This article has been amended to remove reference to a TSRC survey that hasn’t been published yet.

The Conversation

Both Matthew Christensen and Susan Shaheen receive funding from the Federal Highway Administration. Professor Shaheen also receives bikesharing research funding from the Mineta Transportation Institute.

Susan Shaheen receives funding from the Federal Highway Administration and the Mineta Transportation institute.

This article was originally published on The Conversation.
Read the original article.


The World Bank published and made available this book “Transforming Cities with Transit” which explores the complex process of transit and land-use integration in rapidly growing cities in developing countries. As one of the most promising strategies for advancing environmental sustainability, economic competitiveness, and socially inclusive development in fast-growing cities, transit and land-use integration is increasingly being embraced by policy-makers at all levels of government. Happy reading!

This is a great article on the Guardian website which looks at the motorbike habit of Kathmandu residents and whether or not cycling has a place in the rapidly growing city.

One of the main problems to overcome is the issue of status. Cycling is seen as an inferior mode of transport, even lower than public transport which already suffers from a negative stigma. Recently there have been groups forming to encourage people to ditch motorbikes and shift to bicycles however these groups are in the minority and are facing the tough task of convincing the government and it’s people that change is needed quickly if Kathmandu is serious about tackling the growing issue of air pollution.

You can read more in the article published by the Guardian:

Joe Hockey’s budget that will be released tonight has been the talk and speculation on almost all Australians the past couple of weeks. We can discuss it at depth but one thing is clear, it is going to be heavy on cuts. The attempt of reducing government services in order to maximise savings for the future generation. That’s what the federal government is telling us. However they also mention the budget will be about creating opportunities for employment and their plan is to invest heavily on infrastructure building, but the problem here is that the Coalition aren’t thinking beyond roads.
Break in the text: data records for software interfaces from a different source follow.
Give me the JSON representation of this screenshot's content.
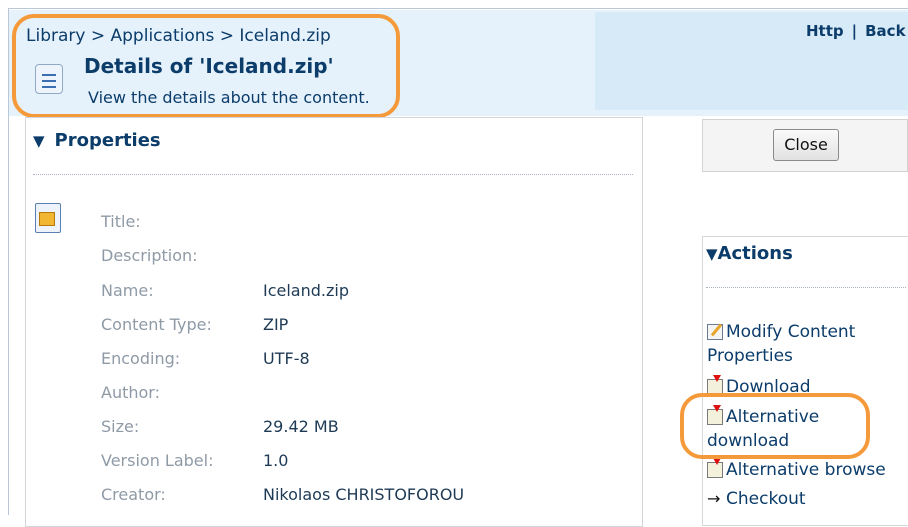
{
  "breadcrumb": [
    "Library",
    "Applications",
    "Iceland.zip"
  ],
  "breadcrumb_sep": ">",
  "header": {
    "title": "Details of 'Iceland.zip'",
    "subtitle": "View the details about the content.",
    "links": [
      "Http",
      "Back"
    ]
  },
  "properties": {
    "section_title": "Properties",
    "rows": [
      {
        "label": "Title:",
        "value": ""
      },
      {
        "label": "Description:",
        "value": ""
      },
      {
        "label": "Name:",
        "value": "Iceland.zip"
      },
      {
        "label": "Content Type:",
        "value": "ZIP"
      },
      {
        "label": "Encoding:",
        "value": "UTF-8"
      },
      {
        "label": "Author:",
        "value": ""
      },
      {
        "label": "Size:",
        "value": "29.42 MB"
      },
      {
        "label": "Version Label:",
        "value": "1.0"
      },
      {
        "label": "Creator:",
        "value": "Nikolaos CHRISTOFOROU"
      }
    ]
  },
  "close_label": "Close",
  "actions": {
    "section_title": "Actions",
    "items": [
      {
        "line1": "Modify Content",
        "line2": "Properties",
        "icon": "edit-icon"
      },
      {
        "line1": "Download",
        "icon": "download-icon"
      },
      {
        "line1": "Alternative",
        "line2": "download",
        "icon": "download-icon"
      },
      {
        "line1": "Alternative browse",
        "icon": "download-icon"
      },
      {
        "line1": "Checkout",
        "icon": "arrow-icon"
      }
    ]
  },
  "colors": {
    "highlight": "#f59a3a",
    "link": "#0b3c6a",
    "header_bg": "#e6f2fb"
  }
}
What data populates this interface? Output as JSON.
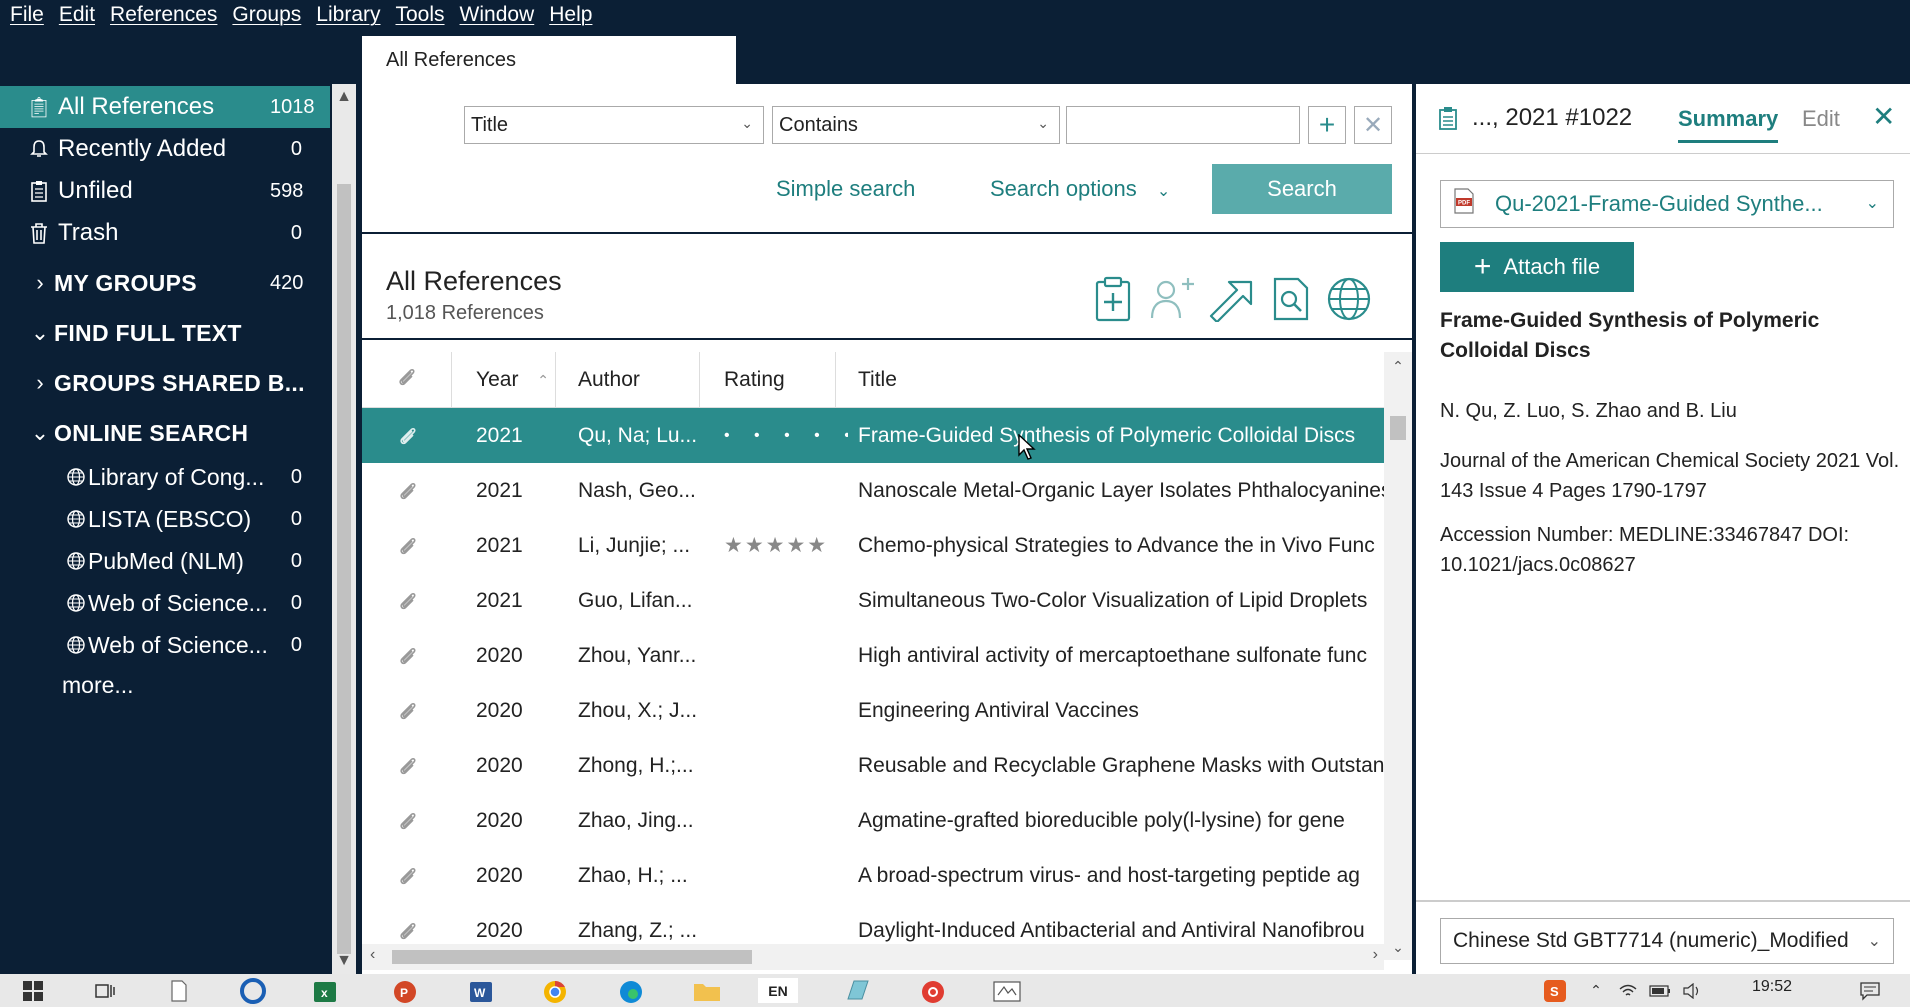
{
  "menu": [
    "File",
    "Edit",
    "References",
    "Groups",
    "Library",
    "Tools",
    "Window",
    "Help"
  ],
  "tab": {
    "label": "All References"
  },
  "sidebar": {
    "items": [
      {
        "label": "All References",
        "count": "1018",
        "icon": "clipboard-icon"
      },
      {
        "label": "Recently Added",
        "count": "0",
        "icon": "bell-icon"
      },
      {
        "label": "Unfiled",
        "count": "598",
        "icon": "clipboard-icon"
      },
      {
        "label": "Trash",
        "count": "0",
        "icon": "trash-icon"
      }
    ],
    "sections": [
      {
        "label": "MY GROUPS",
        "count": "420",
        "expanded": false
      },
      {
        "label": "FIND FULL TEXT",
        "count": "",
        "expanded": true
      },
      {
        "label": "GROUPS SHARED B...",
        "count": "",
        "expanded": false
      },
      {
        "label": "ONLINE SEARCH",
        "count": "",
        "expanded": true
      }
    ],
    "online": [
      {
        "label": "Library of Cong...",
        "count": "0"
      },
      {
        "label": "LISTA (EBSCO)",
        "count": "0"
      },
      {
        "label": "PubMed (NLM)",
        "count": "0"
      },
      {
        "label": "Web of Science...",
        "count": "0"
      },
      {
        "label": "Web of Science...",
        "count": "0"
      }
    ],
    "more": "more..."
  },
  "search": {
    "field": "Title",
    "operator": "Contains",
    "value": "",
    "simple_search": "Simple search",
    "search_options": "Search options",
    "search_button": "Search"
  },
  "list": {
    "title": "All References",
    "count": "1,018 References"
  },
  "table": {
    "headers": {
      "year": "Year",
      "author": "Author",
      "rating": "Rating",
      "title": "Title"
    },
    "rows": [
      {
        "year": "2021",
        "author": "Qu, Na; Lu...",
        "rating": "• • • • •",
        "title": "Frame-Guided Synthesis of Polymeric Colloidal Discs",
        "selected": true
      },
      {
        "year": "2021",
        "author": "Nash, Geo...",
        "rating": "",
        "title": "Nanoscale Metal-Organic Layer Isolates Phthalocyanines"
      },
      {
        "year": "2021",
        "author": "Li, Junjie; ...",
        "rating": "★★★★★",
        "title": "Chemo-physical Strategies to Advance the in Vivo Func"
      },
      {
        "year": "2021",
        "author": "Guo, Lifan...",
        "rating": "",
        "title": "Simultaneous Two-Color Visualization of Lipid Droplets"
      },
      {
        "year": "2020",
        "author": "Zhou, Yanr...",
        "rating": "",
        "title": "High antiviral activity of mercaptoethane sulfonate func"
      },
      {
        "year": "2020",
        "author": "Zhou, X.; J...",
        "rating": "",
        "title": "Engineering Antiviral Vaccines"
      },
      {
        "year": "2020",
        "author": "Zhong, H.;...",
        "rating": "",
        "title": "Reusable and Recyclable Graphene Masks with Outstan"
      },
      {
        "year": "2020",
        "author": "Zhao, Jing...",
        "rating": "",
        "title": "Agmatine-grafted bioreducible poly(l-lysine) for gene"
      },
      {
        "year": "2020",
        "author": "Zhao, H.; ...",
        "rating": "",
        "title": "A broad-spectrum virus- and host-targeting peptide ag"
      },
      {
        "year": "2020",
        "author": "Zhang, Z.; ...",
        "rating": "",
        "title": "Daylight-Induced Antibacterial and Antiviral Nanofibrou"
      }
    ]
  },
  "panel": {
    "ref": "..., 2021 #1022",
    "tab_summary": "Summary",
    "tab_edit": "Edit",
    "file": "Qu-2021-Frame-Guided Synthe...",
    "attach": "Attach file",
    "title": "Frame-Guided Synthesis of Polymeric Colloidal Discs",
    "authors": "N. Qu, Z. Luo, S. Zhao and B. Liu",
    "journal": "Journal of the American Chemical Society 2021 Vol. 143 Issue 4 Pages 1790-1797",
    "accession": "Accession Number: MEDLINE:33467847 DOI: 10.1021/jacs.0c08627",
    "style": "Chinese Std GBT7714 (numeric)_Modified"
  },
  "taskbar": {
    "time": "19:52",
    "lang": "EN"
  },
  "colors": {
    "accent": "#2a8c8c",
    "dark": "#0b1f35",
    "link": "#1e7e7e"
  }
}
There will be several big budget announcements regarding major road and tunnel projects across Australia but is this the right approach?

This piece on The Conversation goes into depth about where the federal government should be looking in regards to investing in infrastructure. I can understand the need to invest in roads but sacrificing investment in crucial public transport projects to build bigger roads and tunnels is very short sighted planning. One only needs to look at our major ally, the United States to see how that approach has resulted in.

Gil Penalosa in this TEDx talk highlights the importance of the need to stop building cities as if everyone were 30 years old and athletic. If this is taken into account then you end up following the example of some of the best cities in the world, such as Copenhagen and New York city. But this requires urgent action and has to be undertaken by people with political vision, and the will power which requires strong leadership. Gil also goes on to mention that public participation is also a key aspect. Check out the full TEDx talk.